**TASK DIRECTIONS:** Filter the records for "this" and keep each line that has it.

Records from a data collection
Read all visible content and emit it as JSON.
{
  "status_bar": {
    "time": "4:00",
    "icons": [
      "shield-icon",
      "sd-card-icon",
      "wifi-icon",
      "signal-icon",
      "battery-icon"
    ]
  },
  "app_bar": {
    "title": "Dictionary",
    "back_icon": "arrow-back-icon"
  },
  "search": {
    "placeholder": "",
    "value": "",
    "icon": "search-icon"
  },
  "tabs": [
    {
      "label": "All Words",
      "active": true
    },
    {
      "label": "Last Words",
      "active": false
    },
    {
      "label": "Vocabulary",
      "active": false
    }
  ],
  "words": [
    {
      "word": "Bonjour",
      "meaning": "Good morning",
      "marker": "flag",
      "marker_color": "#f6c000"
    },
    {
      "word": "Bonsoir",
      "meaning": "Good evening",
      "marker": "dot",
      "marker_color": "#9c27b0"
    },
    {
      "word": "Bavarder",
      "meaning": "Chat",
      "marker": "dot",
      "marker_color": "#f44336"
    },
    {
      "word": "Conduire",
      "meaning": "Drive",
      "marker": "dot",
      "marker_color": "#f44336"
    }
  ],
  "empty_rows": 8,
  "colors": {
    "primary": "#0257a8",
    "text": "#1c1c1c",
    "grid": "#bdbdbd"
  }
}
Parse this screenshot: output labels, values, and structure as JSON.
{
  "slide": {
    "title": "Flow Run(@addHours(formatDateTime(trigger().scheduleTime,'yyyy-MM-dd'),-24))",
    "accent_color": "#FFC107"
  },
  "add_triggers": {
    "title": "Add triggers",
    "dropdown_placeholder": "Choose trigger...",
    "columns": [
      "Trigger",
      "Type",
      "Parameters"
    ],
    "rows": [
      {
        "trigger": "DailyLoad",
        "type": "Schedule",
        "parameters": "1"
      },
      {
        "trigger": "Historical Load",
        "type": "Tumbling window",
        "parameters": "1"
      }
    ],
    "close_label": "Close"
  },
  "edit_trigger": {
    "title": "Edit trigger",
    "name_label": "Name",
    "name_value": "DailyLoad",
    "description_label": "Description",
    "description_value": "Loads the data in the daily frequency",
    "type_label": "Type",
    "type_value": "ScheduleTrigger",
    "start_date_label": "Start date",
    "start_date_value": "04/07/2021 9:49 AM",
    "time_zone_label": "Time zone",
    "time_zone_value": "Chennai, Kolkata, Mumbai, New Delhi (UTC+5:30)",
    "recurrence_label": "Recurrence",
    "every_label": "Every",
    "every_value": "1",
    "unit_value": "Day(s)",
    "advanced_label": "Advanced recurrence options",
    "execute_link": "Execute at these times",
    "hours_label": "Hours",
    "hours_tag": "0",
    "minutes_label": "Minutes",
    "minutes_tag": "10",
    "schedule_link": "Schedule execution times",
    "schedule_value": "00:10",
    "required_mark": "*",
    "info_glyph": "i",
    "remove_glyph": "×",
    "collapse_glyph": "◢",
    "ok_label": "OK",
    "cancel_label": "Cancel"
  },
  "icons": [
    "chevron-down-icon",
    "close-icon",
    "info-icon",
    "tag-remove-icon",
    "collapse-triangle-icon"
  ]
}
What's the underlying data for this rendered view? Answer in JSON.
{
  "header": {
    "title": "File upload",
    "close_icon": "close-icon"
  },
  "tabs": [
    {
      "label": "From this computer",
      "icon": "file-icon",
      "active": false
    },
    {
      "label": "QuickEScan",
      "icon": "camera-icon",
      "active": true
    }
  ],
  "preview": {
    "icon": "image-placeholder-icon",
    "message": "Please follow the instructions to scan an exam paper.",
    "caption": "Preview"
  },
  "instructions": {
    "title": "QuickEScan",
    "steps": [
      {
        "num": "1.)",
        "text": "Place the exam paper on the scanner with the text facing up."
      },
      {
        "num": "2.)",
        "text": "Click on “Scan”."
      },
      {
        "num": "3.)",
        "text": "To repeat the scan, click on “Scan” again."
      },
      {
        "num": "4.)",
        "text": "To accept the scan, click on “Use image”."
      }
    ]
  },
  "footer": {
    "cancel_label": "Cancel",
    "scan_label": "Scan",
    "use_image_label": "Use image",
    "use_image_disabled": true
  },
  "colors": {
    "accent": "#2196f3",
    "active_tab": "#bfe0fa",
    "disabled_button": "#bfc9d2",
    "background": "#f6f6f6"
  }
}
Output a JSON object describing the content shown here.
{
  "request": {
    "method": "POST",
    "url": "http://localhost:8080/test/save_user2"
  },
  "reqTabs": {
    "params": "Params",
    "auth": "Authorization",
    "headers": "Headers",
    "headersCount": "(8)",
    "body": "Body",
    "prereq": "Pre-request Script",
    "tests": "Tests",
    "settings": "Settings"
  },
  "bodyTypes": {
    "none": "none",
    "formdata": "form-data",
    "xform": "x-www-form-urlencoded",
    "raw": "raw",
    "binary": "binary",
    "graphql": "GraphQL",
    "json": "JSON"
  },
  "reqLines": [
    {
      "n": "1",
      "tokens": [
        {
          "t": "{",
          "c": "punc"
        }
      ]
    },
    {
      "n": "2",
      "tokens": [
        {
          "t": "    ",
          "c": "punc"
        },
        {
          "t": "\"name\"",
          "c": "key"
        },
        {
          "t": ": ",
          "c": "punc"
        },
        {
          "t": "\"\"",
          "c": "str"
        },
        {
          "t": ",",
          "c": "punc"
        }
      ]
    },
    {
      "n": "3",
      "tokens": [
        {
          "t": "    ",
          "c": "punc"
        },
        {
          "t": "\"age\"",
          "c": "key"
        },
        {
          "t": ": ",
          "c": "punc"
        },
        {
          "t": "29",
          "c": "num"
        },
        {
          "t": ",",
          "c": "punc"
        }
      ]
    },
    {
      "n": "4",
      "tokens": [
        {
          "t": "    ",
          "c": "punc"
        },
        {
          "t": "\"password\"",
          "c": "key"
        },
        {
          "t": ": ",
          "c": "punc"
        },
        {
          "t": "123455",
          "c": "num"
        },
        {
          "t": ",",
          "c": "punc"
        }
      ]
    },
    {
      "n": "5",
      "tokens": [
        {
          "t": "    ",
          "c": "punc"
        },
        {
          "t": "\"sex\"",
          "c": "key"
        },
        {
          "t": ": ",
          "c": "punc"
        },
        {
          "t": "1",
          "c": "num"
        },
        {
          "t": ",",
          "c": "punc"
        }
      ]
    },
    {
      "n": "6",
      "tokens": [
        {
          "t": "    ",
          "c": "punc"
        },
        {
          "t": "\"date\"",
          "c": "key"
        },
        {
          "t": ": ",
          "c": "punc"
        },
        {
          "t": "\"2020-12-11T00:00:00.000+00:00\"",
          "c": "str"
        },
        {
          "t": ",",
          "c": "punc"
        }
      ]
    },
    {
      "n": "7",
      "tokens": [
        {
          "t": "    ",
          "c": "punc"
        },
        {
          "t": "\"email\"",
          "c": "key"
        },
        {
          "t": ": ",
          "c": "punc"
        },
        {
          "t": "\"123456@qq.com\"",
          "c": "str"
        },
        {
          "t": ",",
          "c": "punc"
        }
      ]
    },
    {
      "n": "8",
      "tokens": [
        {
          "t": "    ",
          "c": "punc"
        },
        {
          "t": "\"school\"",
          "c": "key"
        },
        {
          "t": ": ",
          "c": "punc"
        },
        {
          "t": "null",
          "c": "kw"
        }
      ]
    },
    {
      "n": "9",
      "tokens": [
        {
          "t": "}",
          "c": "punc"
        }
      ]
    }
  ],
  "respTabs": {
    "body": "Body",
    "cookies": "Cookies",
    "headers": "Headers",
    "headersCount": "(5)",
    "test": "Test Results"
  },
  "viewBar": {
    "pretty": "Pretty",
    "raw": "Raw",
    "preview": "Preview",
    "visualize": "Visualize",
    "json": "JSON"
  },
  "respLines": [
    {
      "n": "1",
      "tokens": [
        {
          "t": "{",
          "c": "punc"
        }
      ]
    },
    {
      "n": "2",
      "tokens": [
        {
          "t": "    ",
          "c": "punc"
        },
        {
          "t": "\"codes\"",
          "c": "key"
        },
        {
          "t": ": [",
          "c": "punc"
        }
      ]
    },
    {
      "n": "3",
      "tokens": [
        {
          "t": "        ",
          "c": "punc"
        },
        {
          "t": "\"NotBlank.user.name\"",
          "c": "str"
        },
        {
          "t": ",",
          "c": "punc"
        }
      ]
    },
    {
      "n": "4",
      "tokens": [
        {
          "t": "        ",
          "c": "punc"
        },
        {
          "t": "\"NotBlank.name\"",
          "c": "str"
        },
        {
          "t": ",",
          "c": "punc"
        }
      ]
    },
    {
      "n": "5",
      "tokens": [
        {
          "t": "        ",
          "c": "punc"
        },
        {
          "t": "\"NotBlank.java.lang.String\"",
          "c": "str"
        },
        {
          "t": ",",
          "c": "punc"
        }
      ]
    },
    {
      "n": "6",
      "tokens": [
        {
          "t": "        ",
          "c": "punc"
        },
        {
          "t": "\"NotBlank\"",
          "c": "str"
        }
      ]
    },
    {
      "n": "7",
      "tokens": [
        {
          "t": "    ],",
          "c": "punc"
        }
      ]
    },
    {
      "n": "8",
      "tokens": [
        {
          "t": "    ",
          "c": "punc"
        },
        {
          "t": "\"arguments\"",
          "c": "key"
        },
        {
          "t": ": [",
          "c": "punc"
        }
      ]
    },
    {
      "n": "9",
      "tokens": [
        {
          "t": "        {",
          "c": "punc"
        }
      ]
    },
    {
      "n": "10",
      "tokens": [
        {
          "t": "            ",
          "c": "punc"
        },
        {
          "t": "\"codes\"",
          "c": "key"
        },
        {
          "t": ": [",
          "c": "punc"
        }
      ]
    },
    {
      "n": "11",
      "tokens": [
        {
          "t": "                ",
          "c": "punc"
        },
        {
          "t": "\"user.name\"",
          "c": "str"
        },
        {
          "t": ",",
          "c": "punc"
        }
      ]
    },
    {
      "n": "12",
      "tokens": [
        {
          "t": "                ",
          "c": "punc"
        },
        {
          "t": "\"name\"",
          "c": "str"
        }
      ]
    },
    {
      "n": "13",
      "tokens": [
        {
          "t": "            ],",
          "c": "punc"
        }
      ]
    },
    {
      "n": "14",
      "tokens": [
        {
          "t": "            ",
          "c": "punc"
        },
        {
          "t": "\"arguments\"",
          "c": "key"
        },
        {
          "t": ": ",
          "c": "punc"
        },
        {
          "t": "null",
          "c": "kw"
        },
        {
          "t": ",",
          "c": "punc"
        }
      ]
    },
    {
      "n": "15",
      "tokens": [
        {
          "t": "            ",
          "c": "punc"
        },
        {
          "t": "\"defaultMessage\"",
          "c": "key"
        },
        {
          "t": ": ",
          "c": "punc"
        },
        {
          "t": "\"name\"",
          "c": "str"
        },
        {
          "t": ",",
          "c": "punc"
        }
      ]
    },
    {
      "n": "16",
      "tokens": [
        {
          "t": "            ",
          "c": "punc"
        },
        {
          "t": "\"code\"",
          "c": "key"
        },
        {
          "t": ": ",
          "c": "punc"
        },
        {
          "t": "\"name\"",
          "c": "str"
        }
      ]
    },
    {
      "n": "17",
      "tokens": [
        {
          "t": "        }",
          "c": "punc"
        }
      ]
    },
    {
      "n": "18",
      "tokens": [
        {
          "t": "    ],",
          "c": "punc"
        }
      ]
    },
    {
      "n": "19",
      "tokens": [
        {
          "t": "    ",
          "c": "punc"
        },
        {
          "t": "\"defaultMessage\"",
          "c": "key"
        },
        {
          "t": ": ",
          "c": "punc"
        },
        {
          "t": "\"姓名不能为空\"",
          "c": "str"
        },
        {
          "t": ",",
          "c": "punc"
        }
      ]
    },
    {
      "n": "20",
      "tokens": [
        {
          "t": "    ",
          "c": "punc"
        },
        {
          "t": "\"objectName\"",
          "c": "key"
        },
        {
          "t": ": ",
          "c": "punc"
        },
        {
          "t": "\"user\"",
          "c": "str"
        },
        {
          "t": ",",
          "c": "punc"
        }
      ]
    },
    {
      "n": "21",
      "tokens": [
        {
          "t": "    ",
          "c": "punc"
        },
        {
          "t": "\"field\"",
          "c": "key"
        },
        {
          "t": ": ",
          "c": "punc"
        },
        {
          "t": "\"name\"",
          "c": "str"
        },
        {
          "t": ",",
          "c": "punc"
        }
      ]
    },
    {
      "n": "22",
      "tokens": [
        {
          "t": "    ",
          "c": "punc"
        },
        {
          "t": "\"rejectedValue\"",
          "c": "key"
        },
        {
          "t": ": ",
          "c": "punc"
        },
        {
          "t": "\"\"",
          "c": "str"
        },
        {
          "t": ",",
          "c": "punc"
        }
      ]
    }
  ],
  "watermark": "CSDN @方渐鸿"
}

**ANSWER TO THE EXERCISE:**
Parse this screenshot: output labels, values, and structure as JSON.
What's the underlying data for this rendered view? Answer in JSON.
      "label": "From this computer",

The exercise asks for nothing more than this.